Can you take your Garand and put a modern military looking stock and all sorts of cool accessories on it? Sure.
Does that change how it shoots, what it shoots, or how deadly it is? Not in the slightest. It now has an adjustable buttstock, a pistol grip, and a barrel shroud. Is it banned as an assault weapon? Probably not because the en-bloc clip is not currently considered a detachable magazine even by legislators who get their panties in a bunch about "weapons of war". Enough people put this stock on their rifles, however, and stand by for the hysteria.
Oh, and don't forget, less than 4% of all firearm homicides are carried out with any kind of rifle at all, let alone these "weapons of mass destruction" that you are always hearing about. Almost three times as many people are killed by "hands, fists, feet, etc" under the "personal weapons" class. This is not about safety, it is not about crime, it is about an irrational hatred of letting people possess the means of their own defense.
Wednesday, January 18, 2017
So Sheriff Clarke (black conservative) calls some (race baiting hustler) commentator (also black) a jigaboo. Not exactly sure what that is and i can't be bothered to look it up. However the leftists are, predictably, up in arms about the name calling and the ad hominem attacks. Funny how I completely missed the media storm when United States Senator Tim Scott, South Carolina Republican, was called a house n**** on Twitter last week.
The good sheriff and all other conservatives should know, however, that we will be held to a completely different standard than the left, so not only is it not a good debate tactic to throw out ad hominem attacks, it probably is a bad idea just from a "giving ammunition to the enemy" perspective.
Tuesday, January 17, 2017
Four types of ammunition, all 230 grain, all JHP except for the Federal HST. Sig Sauer, Winchester White Box, Speer Lawman, and Federal HST +P.
So the one on the left is a single magazine of each type, offhand, mostly for practice not for testing.
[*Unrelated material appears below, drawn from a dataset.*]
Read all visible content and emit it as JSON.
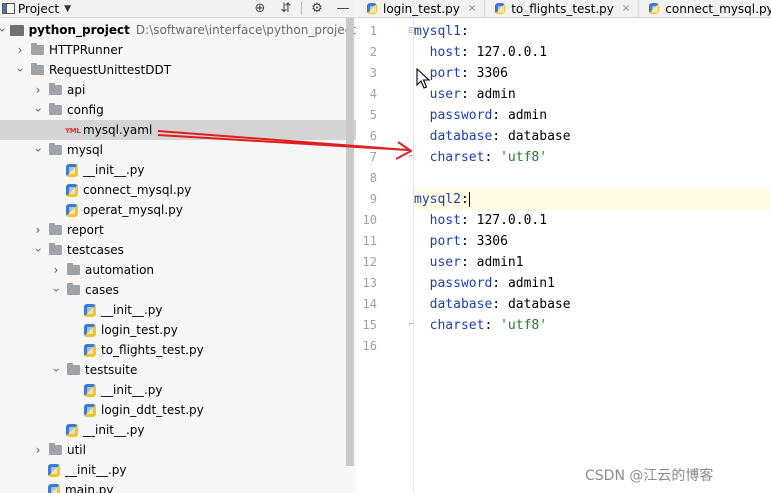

The one on the right is two of each, two handed. As you can see the Sig Sauer (bottom right) is significantly more scattered than all the rest. I wasn't expecting that to be honest. I'd have assumed that Sig would be making high quality ammo. The other three seem to be about the same (if you ignore the low 3 o'clock of the Federal, that was me).
The only problem I had with any of them was that one of my magazines (the unmarked one) wouldn't fully chamber the first round every single time. I use the slide release which some say can be problematic, but I had no issues with the three other magazines (1 Colt, 2 Wilson Combat) so I suspect the magazine. It is out of the rotation.
Stand by for more later when I compare my Ruger KP345 to my Springfield 1911.
Monday, January 2, 2017
First you and the people working for you report fairly and honestly on Donald Trump, pointing out that he is a three-headed demon from Hell who eats Mexican babies for breakfast and made his fortune trading slaves. And he attacks you as brazen partisan hacks. Then, you and the people working for you report fairly and honestly on Hillary Clinton, pointing out that she seldom walks on water before Noon, and many of the people she has raised from the dead still lack adequate housing. And Donald Trump attacks you as brazen partisan hacks. You just can't win with this guy!